Work through the listing below, copying each line that carries the word "properties".
————
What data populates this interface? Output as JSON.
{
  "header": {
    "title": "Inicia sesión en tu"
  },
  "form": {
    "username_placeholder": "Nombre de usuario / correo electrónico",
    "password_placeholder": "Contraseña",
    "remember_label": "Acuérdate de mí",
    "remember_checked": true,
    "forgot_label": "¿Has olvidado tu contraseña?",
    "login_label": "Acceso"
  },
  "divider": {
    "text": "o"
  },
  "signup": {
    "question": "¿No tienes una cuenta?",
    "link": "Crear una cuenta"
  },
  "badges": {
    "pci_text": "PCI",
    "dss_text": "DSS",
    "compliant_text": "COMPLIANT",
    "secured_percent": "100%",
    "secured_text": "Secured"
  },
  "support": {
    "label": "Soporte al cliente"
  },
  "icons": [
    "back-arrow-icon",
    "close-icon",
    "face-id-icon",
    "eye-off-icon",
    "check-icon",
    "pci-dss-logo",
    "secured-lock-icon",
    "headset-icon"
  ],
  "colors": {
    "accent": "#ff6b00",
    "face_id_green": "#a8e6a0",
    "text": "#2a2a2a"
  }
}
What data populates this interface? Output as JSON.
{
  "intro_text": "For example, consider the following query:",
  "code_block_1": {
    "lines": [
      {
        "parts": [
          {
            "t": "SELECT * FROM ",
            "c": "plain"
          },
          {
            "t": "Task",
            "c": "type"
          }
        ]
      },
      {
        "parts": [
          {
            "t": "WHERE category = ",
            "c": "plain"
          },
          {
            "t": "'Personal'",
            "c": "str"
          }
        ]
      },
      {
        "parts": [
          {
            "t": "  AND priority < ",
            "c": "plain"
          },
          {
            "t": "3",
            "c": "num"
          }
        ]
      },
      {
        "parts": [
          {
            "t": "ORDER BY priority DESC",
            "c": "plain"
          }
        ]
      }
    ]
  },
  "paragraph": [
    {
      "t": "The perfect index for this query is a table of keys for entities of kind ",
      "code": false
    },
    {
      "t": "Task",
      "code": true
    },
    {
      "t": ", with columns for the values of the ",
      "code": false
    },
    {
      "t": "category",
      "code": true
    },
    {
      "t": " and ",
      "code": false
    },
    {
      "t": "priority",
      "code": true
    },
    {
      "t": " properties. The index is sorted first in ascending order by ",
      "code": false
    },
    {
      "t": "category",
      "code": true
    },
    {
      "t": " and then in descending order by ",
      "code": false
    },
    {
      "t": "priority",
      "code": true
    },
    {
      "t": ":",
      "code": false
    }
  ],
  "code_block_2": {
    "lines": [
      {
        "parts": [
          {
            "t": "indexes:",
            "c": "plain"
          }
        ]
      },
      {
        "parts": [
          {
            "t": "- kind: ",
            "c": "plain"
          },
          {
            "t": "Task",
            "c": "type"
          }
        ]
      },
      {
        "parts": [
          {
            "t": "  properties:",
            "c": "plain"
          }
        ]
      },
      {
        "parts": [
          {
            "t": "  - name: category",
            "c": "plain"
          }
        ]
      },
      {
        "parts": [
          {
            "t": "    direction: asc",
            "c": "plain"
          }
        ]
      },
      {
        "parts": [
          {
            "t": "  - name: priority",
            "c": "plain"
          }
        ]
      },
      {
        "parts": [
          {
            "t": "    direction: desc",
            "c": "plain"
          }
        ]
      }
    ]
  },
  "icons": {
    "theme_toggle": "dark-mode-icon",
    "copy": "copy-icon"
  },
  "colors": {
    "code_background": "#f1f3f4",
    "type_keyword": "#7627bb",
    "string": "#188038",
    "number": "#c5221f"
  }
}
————
Response for this exercise:
      "t": " properties. The index is sorted first in ascending order by ",
            "t": "  properties:",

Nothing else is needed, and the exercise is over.